RAINBOW WARRIOR BASKETBALL
FL MORRIS / FMORRIS@STARBULLETIN.COM
Chris Botez is questionable for tonight's home game against the Pennsylvania Quakers at the Stan Sheriff Center.
Quakers make rare trip to Hawaii
The Ivy League program has had 16 days to prepare for the weary Rainbow Warriors
Fittingly, the University of Pennsylvania basketball team is approaching its trip to Hawaii as an educational opportunity as well as an athletic endeavor.
The defending Ivy League champion Quakers are on Oahu this week for games against Hawaii tonight and Brigham Young-Hawaii on Saturday.
In between, they plan to make the most of a rare trip to the islands.
"It's a great opportunity to come to Hawaii and not only enjoy the history and tradition of the place, but also to play college basketball," Penn coach Fran Dunphy said. "So we feel pretty fortunate to do both."
The Quakers (3-4) face UH (7-3) in the first meeting between the schools tonight at the Stan Sheriff Center. Tip-off is set for 7:05 p.m. They'll end their stay with a game at BYUH's Cannon Activities Center in Laie on Saturday.
The Rainbow Warriors and Quakers enter tonight's game with contrasting dilemmas.
UH is playing its sixth game in the last 13 days, and have gone 4-1 so far in its homestand. Meanwhile, Penn hasn't played in 16 days. The Quakers last took the court Dec. 13 against Villanova, losing 62-55.
The wear of UH's holiday-season grind is starting to show as the Rainbows slogged through Tuesday's game against North Carolina A&T and escaped with a 66-60 win. A shortened bench due to various injuries over the past week hasn't helped matters.
"They're tired because of numbers and the amount of minutes they've had to play and the way substitutions have gone," UH coach Riley Wallace
said. "But we're still winning, so that's good."
With the Western Athletic Conference season starting back up next week, the Rainbows are searching for the energy that spurred them early in the season.
"We need to get it before the conference," forward Ahmet Gueye said. "Because when the conference starts we're going to start traveling, and we'll have school and all that type of thing. It's going to be tough, so we have to get it right now."
The Quakers' trip is part of a tough nonconference schedule highlighted by games against two of the nation's elite programs.
Penn visited storied Cameron Indoor Stadium on Dec. 7, where they fell to top-ranked Duke 72-59. The Quakers then took on No. 3 Villanova, losing by seven points.

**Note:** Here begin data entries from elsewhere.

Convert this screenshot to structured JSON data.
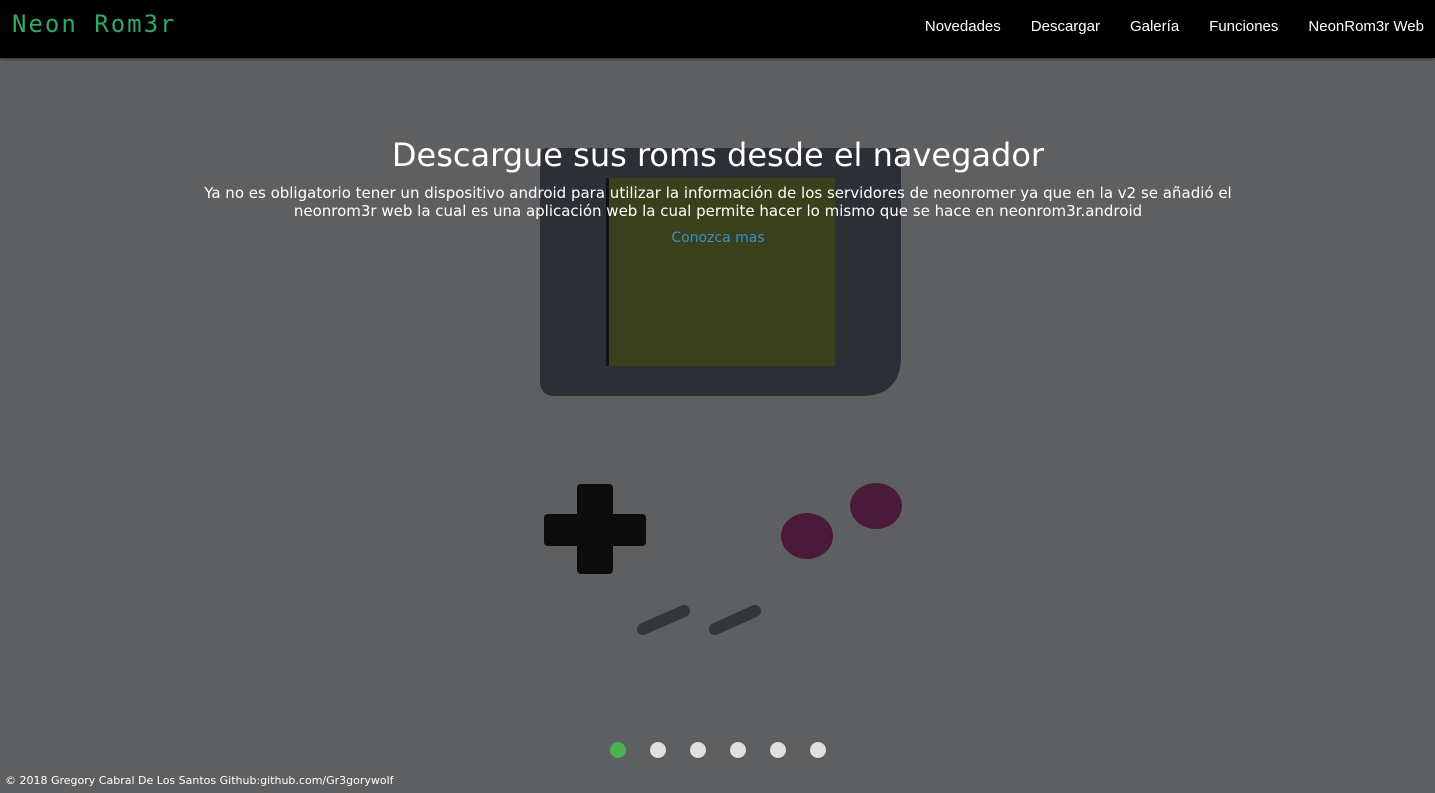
{
  "navbar": {
    "brand": "Neon Rom3r",
    "links": [
      "Novedades",
      "Descargar",
      "Galería",
      "Funciones",
      "NeonRom3r Web"
    ]
  },
  "hero": {
    "title": "Descargue sus roms desde el navegador",
    "text": "Ya no es obligatorio tener un dispositivo android para utilizar la información de los servidores de neonromer ya que en la v2 se añadió el neonrom3r web la cual es una aplicación web la cual permite hacer lo mismo que se hace en neonrom3r.android",
    "link": "Conozca mas"
  },
  "carousel": {
    "slide_count": 6,
    "active_index": 0
  },
  "footer": {
    "text": "© 2018 Gregory Cabral De Los Santos Github:github.com/Gr3gorywolf"
  },
  "colors": {
    "brand": "#2fa86a",
    "background": "#5e5f61",
    "navbar": "#000000",
    "link": "#3a8fd0",
    "active_dot": "#4caf50",
    "inactive_dot": "#e0e0e0"
  }
}
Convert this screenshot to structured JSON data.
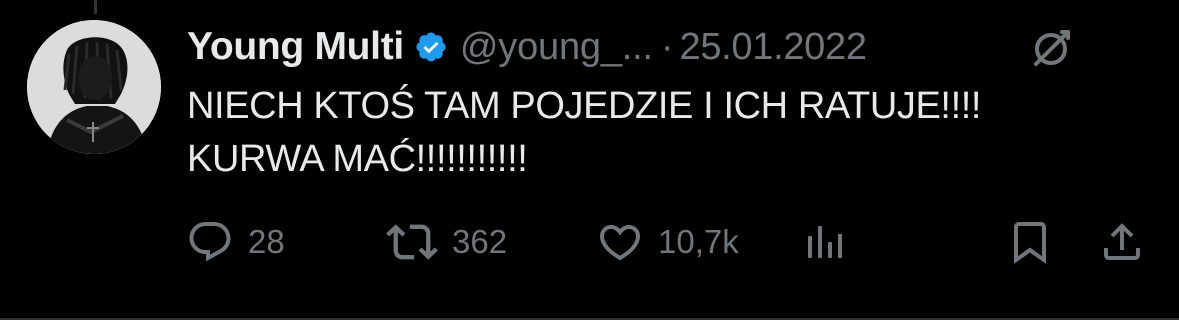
{
  "tweet": {
    "display_name": "Young Multi",
    "handle": "@young_...",
    "separator": "·",
    "date": "25.01.2022",
    "text_lines": [
      "NIECH KTOŚ TAM POJEDZIE I ICH RATUJE!!!!",
      "KURWA MAĆ!!!!!!!!!!!"
    ]
  },
  "actions": {
    "replies": "28",
    "retweets": "362",
    "likes": "10,7k"
  },
  "icons": {
    "verified": "verified-badge-icon",
    "grok": "grok-icon",
    "reply": "reply-icon",
    "retweet": "retweet-icon",
    "like": "heart-icon",
    "views": "views-icon",
    "bookmark": "bookmark-icon",
    "share": "share-icon"
  },
  "colors": {
    "background": "#000000",
    "text": "#e7e9ea",
    "muted": "#71767b",
    "verified": "#1d9bf0"
  }
}
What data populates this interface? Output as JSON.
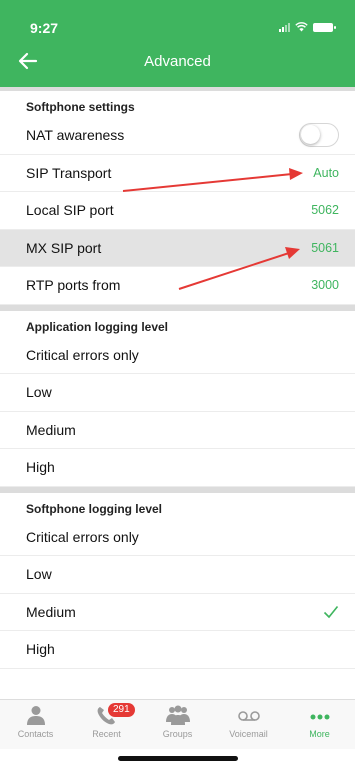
{
  "status_bar": {
    "time": "9:27"
  },
  "header": {
    "title": "Advanced"
  },
  "softphone_settings": {
    "title": "Softphone settings",
    "rows": [
      {
        "label": "NAT awareness",
        "type": "toggle",
        "enabled": false
      },
      {
        "label": "SIP Transport",
        "value": "Auto"
      },
      {
        "label": "Local SIP port",
        "value": "5062"
      },
      {
        "label": "MX SIP port",
        "value": "5061"
      },
      {
        "label": "RTP ports from",
        "value": "3000"
      }
    ]
  },
  "app_logging": {
    "title": "Application logging level",
    "options": [
      "Critical errors only",
      "Low",
      "Medium",
      "High"
    ]
  },
  "softphone_logging": {
    "title": "Softphone logging level",
    "options": [
      "Critical errors only",
      "Low",
      "Medium",
      "High"
    ],
    "selected": "Medium"
  },
  "tabbar": {
    "tabs": [
      {
        "label": "Contacts",
        "icon": "person-icon"
      },
      {
        "label": "Recent",
        "icon": "phone-icon",
        "badge": "291"
      },
      {
        "label": "Groups",
        "icon": "group-icon"
      },
      {
        "label": "Voicemail",
        "icon": "voicemail-icon"
      },
      {
        "label": "More",
        "icon": "more-dots-icon",
        "active": true
      }
    ]
  },
  "colors": {
    "accent": "#3fb55f",
    "annotation_arrow": "#e53935",
    "badge": "#e53935"
  }
}
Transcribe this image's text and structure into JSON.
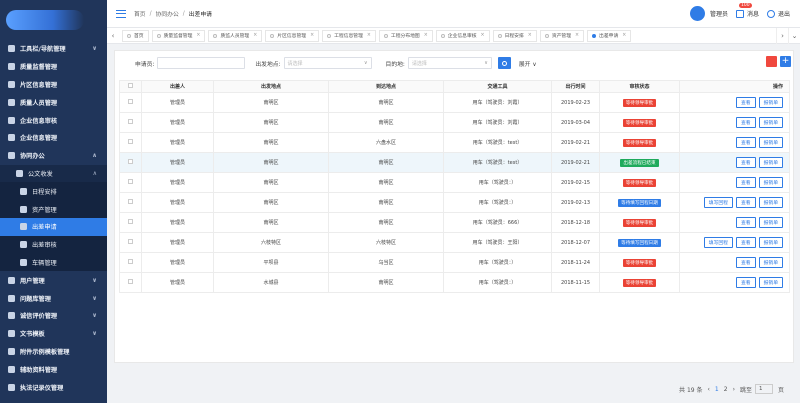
{
  "sidebar": {
    "items": [
      {
        "label": "工具栏/导航管理",
        "level": 0,
        "chev": "∨"
      },
      {
        "label": "质量监督管理",
        "level": 0,
        "chev": ""
      },
      {
        "label": "片区信息管理",
        "level": 0,
        "chev": ""
      },
      {
        "label": "质量人员管理",
        "level": 0,
        "chev": ""
      },
      {
        "label": "企业信息审核",
        "level": 0,
        "chev": ""
      },
      {
        "label": "企业信息管理",
        "level": 0,
        "chev": ""
      },
      {
        "label": "协同办公",
        "level": 0,
        "chev": "∧"
      },
      {
        "label": "公文收发",
        "level": 1,
        "chev": "∧"
      },
      {
        "label": "日程安排",
        "level": 2,
        "chev": ""
      },
      {
        "label": "资产管理",
        "level": 2,
        "chev": ""
      },
      {
        "label": "出差申请",
        "level": 2,
        "chev": "",
        "active": true
      },
      {
        "label": "出差审核",
        "level": 2,
        "chev": ""
      },
      {
        "label": "车辆管理",
        "level": 2,
        "chev": ""
      },
      {
        "label": "用户管理",
        "level": 0,
        "chev": "∨"
      },
      {
        "label": "问题库管理",
        "level": 0,
        "chev": "∨"
      },
      {
        "label": "诚信评价管理",
        "level": 0,
        "chev": "∨"
      },
      {
        "label": "文书模板",
        "level": 0,
        "chev": "∨"
      },
      {
        "label": "附件示例模板管理",
        "level": 0,
        "chev": ""
      },
      {
        "label": "辅助资料管理",
        "level": 0,
        "chev": ""
      },
      {
        "label": "执法记录仪管理",
        "level": 0,
        "chev": ""
      }
    ]
  },
  "header": {
    "breadcrumb": [
      "首页",
      "协同办公",
      "出差申请"
    ],
    "user": "管理员",
    "messages_label": "消息",
    "messages_badge": "100",
    "logout": "退出"
  },
  "tabs": [
    {
      "label": "首页",
      "active": false
    },
    {
      "label": "质量监督管理",
      "active": false
    },
    {
      "label": "质监人员管理",
      "active": false
    },
    {
      "label": "片区信息管理",
      "active": false
    },
    {
      "label": "工程信息管理",
      "active": false
    },
    {
      "label": "工程分布地图",
      "active": false
    },
    {
      "label": "企业信息审核",
      "active": false
    },
    {
      "label": "日程安排",
      "active": false
    },
    {
      "label": "资产管理",
      "active": false
    },
    {
      "label": "出差申请",
      "active": true
    }
  ],
  "filters": {
    "applicant_label": "申请员:",
    "from_label": "出发地点:",
    "from_placeholder": "请选择",
    "to_label": "目的地:",
    "to_placeholder": "请选择",
    "expand_label": "展开"
  },
  "table": {
    "headers": [
      "出差人",
      "出发地点",
      "到达地点",
      "交通工具",
      "出行时间",
      "审核状态",
      "操作"
    ],
    "rows": [
      {
        "person": "管理员",
        "from": "南明区",
        "to": "南明区",
        "transport": "用车（驾驶员：刘霞）",
        "date": "2019-02-23",
        "status": "等待领导审批",
        "color": "red",
        "ops": [
          "查看",
          "报销单"
        ],
        "hl": false
      },
      {
        "person": "管理员",
        "from": "南明区",
        "to": "南明区",
        "transport": "用车（驾驶员：刘霞）",
        "date": "2019-03-04",
        "status": "等待领导审批",
        "color": "red",
        "ops": [
          "查看",
          "报销单"
        ],
        "hl": false
      },
      {
        "person": "管理员",
        "from": "南明区",
        "to": "六盘水区",
        "transport": "用车（驾驶员：test）",
        "date": "2019-02-21",
        "status": "等待领导审批",
        "color": "red",
        "ops": [
          "查看",
          "报销单"
        ],
        "hl": false
      },
      {
        "person": "管理员",
        "from": "南明区",
        "to": "南明区",
        "transport": "用车（驾驶员：test）",
        "date": "2019-02-21",
        "status": "出差流程已结束",
        "color": "green",
        "ops": [
          "查看",
          "报销单"
        ],
        "hl": true
      },
      {
        "person": "管理员",
        "from": "南明区",
        "to": "南明区",
        "transport": "用车（驾驶员：）",
        "date": "2019-02-15",
        "status": "等待领导审批",
        "color": "red",
        "ops": [
          "查看",
          "报销单"
        ],
        "hl": false
      },
      {
        "person": "管理员",
        "from": "南明区",
        "to": "南明区",
        "transport": "用车（驾驶员：）",
        "date": "2019-02-13",
        "status": "等待填写回程日期",
        "color": "blue",
        "ops": [
          "填写回程",
          "查看",
          "报销单"
        ],
        "hl": false
      },
      {
        "person": "管理员",
        "from": "南明区",
        "to": "南明区",
        "transport": "用车（驾驶员：666）",
        "date": "2018-12-18",
        "status": "等待领导审批",
        "color": "red",
        "ops": [
          "查看",
          "报销单"
        ],
        "hl": false
      },
      {
        "person": "管理员",
        "from": "六枝特区",
        "to": "六枝特区",
        "transport": "用车（驾驶员：王阳）",
        "date": "2018-12-07",
        "status": "等待填写回程日期",
        "color": "blue",
        "ops": [
          "填写回程",
          "查看",
          "报销单"
        ],
        "hl": false
      },
      {
        "person": "管理员",
        "from": "平坝县",
        "to": "乌当区",
        "transport": "用车（驾驶员：）",
        "date": "2018-11-24",
        "status": "等待领导审批",
        "color": "red",
        "ops": [
          "查看",
          "报销单"
        ],
        "hl": false
      },
      {
        "person": "管理员",
        "from": "水城县",
        "to": "南明区",
        "transport": "用车（驾驶员：）",
        "date": "2018-11-15",
        "status": "等待领导审批",
        "color": "red",
        "ops": [
          "查看",
          "报销单"
        ],
        "hl": false
      }
    ]
  },
  "pager": {
    "total": "共 19 条",
    "prev": "‹",
    "pages": [
      "1",
      "2"
    ],
    "next": "›",
    "jump_label": "跳至",
    "jump_value": "1",
    "unit": "页"
  }
}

With those experiences behind them, Dunphy is looking at the Quakers' games in Hawaii as a gauge of just how much the early tests have impacted his team's development.
"I think (tonight) gives us an indication of how much it's helped us," Dunphy said yesterday. "Playing at Duke was really a positive experience for us. Playing in front of that crowd was great. Playing Villanova, as talented as they were, was great.
"To come here to Hawaii and see a great state and play against a real good basketball team has got to help us at the end, but we have to treat it the right way."
The Quakers certainly had to travel a long way just to get to the islands. But playing in the Ivy League usually means facing some extra challenges.
Gaining acceptance to the university is a feat unto itself. Then there's keeping up with a rigorous course-load while concentrating on basketball at an institution that doesn't offer athletic scholarships.
The team also takes an annual break during final exams and the Christmas holiday, limiting the amount of practice time available at this time of year.
"We have a situation where we try to look at practice times that might fit for guys, who might have an hour on Tuesday or an hour on Wednesday," Dunphy said. "In that hour we may only get six or seven or eight guys."
Through it all, the tradition-rich Penn program has won 23 Ivy League championships in the last 40 years, including nine over the last 13 seasons.
"They don't make a lot of mistakes," Wallace said. "That's the way they play, not because they're in the Ivy League, but because of the way they're coached. They don't make a lot of mistakes and they make good decisions."
"Because of the academic standards, you have to respect their game," he added "Their game fits them perfectly for what they recruit."
The Quakers returned four starters from last year's 20-9 team and are led by junior guard Ibrahim Jaaber, who averages a league-best 18.9 points per game.
Botez back: UH center Chris Botez returned to practice yesterday after sitting out Tuesday's game. He was diagnosed with costochondritis, an inflammation of the muscles between the ribs.
He had a bone scan yesterday which did not reveal a cracked rib and suited up for practice wearing a protecting brace. He is listed as questionable for tonight's game.